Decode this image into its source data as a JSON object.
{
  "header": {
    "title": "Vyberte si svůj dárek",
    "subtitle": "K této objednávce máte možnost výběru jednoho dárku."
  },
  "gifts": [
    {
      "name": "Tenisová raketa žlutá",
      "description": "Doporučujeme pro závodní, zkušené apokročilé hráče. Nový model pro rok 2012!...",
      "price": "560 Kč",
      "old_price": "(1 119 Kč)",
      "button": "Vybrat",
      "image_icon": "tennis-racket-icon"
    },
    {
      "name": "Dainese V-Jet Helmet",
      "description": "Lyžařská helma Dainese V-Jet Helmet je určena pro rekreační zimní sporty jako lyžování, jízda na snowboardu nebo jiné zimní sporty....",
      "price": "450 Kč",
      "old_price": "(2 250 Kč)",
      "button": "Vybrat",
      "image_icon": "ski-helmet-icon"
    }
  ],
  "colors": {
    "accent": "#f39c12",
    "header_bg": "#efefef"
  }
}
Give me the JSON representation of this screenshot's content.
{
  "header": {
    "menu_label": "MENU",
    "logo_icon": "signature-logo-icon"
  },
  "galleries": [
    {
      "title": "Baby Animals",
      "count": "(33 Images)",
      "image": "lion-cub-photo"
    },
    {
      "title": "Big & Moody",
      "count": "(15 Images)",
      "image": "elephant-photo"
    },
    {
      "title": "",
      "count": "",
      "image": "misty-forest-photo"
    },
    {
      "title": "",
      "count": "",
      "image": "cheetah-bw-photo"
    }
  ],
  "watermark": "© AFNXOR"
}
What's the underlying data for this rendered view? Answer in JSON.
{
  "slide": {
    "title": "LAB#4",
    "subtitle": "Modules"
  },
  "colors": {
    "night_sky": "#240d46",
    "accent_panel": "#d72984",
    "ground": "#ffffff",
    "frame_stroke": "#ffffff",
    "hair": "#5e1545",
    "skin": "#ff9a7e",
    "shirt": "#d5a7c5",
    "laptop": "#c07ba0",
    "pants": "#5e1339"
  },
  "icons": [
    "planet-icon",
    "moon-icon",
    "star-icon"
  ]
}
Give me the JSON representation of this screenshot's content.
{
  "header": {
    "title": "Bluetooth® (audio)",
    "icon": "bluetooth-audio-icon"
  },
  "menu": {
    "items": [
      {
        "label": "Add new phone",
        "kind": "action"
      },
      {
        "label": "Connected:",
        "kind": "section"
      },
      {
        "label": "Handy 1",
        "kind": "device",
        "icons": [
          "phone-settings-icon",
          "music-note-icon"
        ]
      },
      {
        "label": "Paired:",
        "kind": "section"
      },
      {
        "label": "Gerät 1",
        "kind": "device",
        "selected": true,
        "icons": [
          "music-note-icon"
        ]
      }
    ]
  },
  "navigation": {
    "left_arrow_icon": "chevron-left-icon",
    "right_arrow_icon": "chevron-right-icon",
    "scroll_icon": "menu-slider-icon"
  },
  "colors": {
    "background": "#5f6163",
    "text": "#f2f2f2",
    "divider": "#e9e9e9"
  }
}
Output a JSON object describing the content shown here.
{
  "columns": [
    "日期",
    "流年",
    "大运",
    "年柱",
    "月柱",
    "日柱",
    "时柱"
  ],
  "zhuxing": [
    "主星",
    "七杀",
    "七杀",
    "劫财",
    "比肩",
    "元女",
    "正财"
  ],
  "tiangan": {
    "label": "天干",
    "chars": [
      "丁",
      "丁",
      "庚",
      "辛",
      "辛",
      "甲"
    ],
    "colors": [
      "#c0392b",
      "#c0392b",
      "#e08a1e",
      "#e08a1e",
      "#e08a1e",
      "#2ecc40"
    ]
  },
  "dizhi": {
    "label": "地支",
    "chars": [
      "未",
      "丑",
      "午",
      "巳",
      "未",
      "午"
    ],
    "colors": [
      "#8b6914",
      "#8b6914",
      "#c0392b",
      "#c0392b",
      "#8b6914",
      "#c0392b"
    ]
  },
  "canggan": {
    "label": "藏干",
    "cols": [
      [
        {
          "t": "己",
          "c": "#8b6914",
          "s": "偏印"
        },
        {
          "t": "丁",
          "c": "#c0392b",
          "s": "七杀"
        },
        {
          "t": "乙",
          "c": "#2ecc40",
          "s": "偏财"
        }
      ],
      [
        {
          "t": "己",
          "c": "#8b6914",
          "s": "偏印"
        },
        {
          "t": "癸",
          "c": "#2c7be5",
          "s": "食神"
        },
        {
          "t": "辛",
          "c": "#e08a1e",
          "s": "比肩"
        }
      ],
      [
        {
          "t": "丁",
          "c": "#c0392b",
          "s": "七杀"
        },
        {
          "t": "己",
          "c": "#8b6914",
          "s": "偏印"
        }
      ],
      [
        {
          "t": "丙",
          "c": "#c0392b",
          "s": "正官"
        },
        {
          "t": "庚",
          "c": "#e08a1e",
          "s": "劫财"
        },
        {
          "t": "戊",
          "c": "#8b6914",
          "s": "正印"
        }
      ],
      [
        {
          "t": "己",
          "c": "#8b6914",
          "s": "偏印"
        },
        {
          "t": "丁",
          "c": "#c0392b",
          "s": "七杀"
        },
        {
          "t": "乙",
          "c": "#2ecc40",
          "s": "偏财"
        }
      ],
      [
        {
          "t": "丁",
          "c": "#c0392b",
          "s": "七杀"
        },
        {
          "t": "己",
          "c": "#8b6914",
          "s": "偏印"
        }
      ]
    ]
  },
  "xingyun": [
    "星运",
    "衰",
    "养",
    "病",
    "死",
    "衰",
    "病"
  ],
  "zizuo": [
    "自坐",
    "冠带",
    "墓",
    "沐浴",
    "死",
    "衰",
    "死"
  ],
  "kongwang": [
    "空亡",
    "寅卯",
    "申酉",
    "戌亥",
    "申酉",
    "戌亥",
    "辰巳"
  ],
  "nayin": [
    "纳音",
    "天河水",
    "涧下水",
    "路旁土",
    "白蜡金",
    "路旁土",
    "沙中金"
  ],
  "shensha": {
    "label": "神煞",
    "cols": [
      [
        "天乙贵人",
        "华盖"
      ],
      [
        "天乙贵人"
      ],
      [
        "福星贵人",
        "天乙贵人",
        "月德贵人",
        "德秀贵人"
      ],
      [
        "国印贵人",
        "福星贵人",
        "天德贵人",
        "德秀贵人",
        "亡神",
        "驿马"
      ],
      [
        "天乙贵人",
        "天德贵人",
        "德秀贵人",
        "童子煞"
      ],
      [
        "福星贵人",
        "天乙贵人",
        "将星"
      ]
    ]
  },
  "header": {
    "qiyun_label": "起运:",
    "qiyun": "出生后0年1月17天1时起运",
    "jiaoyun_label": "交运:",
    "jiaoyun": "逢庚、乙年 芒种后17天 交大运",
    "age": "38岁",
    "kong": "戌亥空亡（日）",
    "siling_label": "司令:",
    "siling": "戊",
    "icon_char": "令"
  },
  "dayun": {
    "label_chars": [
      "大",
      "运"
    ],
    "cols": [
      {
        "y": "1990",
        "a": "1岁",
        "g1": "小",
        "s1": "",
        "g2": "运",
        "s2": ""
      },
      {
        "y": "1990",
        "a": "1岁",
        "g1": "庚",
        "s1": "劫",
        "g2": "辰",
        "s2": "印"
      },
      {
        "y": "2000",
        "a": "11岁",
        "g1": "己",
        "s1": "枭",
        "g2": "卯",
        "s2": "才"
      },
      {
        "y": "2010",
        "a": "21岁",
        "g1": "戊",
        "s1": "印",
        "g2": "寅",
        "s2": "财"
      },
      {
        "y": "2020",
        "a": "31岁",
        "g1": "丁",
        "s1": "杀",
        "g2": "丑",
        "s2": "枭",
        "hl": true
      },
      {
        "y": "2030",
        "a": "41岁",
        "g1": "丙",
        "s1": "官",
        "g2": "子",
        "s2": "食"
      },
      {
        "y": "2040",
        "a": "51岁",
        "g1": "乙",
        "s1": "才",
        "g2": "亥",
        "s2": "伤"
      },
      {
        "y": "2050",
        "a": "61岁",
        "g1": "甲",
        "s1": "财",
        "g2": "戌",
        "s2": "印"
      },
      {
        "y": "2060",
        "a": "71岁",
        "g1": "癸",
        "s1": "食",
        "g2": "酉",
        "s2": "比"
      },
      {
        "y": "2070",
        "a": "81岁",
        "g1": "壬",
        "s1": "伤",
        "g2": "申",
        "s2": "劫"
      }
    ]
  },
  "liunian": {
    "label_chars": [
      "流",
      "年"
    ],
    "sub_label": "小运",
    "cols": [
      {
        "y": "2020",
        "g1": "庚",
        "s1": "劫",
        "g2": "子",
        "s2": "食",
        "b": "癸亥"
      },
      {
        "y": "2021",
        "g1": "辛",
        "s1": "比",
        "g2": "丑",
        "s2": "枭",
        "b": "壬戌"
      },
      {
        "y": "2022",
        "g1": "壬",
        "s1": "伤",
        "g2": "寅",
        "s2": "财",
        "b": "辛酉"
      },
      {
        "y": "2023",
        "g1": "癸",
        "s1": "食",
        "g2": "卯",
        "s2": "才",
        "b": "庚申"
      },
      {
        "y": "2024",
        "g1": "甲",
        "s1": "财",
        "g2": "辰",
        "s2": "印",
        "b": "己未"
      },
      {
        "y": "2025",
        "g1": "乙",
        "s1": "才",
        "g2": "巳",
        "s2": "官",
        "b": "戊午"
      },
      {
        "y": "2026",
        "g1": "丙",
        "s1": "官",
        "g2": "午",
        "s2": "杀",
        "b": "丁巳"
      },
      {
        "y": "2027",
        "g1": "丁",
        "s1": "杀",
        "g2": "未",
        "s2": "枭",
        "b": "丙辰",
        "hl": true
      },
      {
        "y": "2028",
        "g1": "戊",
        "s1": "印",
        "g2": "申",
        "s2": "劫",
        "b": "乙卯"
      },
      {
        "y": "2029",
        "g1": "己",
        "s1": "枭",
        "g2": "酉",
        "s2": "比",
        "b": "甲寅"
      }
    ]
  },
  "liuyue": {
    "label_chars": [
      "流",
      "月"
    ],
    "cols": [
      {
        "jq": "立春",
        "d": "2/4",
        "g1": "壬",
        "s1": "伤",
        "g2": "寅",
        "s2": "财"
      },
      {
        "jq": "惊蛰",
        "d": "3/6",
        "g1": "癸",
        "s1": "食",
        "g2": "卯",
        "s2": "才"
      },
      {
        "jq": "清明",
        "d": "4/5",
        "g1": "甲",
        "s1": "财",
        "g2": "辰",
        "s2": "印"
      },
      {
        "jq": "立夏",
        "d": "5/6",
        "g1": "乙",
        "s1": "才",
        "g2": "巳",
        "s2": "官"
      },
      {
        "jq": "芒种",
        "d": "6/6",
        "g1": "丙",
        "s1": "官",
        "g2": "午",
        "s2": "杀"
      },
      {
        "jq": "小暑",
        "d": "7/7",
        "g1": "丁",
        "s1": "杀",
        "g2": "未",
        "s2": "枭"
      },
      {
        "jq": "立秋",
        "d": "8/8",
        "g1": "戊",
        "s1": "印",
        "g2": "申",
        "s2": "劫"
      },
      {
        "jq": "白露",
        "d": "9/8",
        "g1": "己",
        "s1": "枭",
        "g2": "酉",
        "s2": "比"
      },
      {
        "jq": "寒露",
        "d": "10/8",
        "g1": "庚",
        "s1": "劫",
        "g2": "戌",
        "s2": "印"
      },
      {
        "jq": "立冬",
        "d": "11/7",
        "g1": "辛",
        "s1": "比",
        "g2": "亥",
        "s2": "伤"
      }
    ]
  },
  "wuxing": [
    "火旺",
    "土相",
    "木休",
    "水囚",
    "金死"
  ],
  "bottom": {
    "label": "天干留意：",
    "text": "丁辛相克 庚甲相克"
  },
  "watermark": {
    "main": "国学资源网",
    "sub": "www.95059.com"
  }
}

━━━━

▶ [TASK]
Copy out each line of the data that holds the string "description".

▶ [SOLUTION]
      "description": "Doporučujeme pro závodní, zkušené apokročilé hráče. Nový model pro rok 2012!...",
      "description": "Lyžařská helma Dainese V-Jet Helmet je určena pro rekreační zimní sporty jako lyžování, jízda na snowboardu nebo jiné zimní sporty....",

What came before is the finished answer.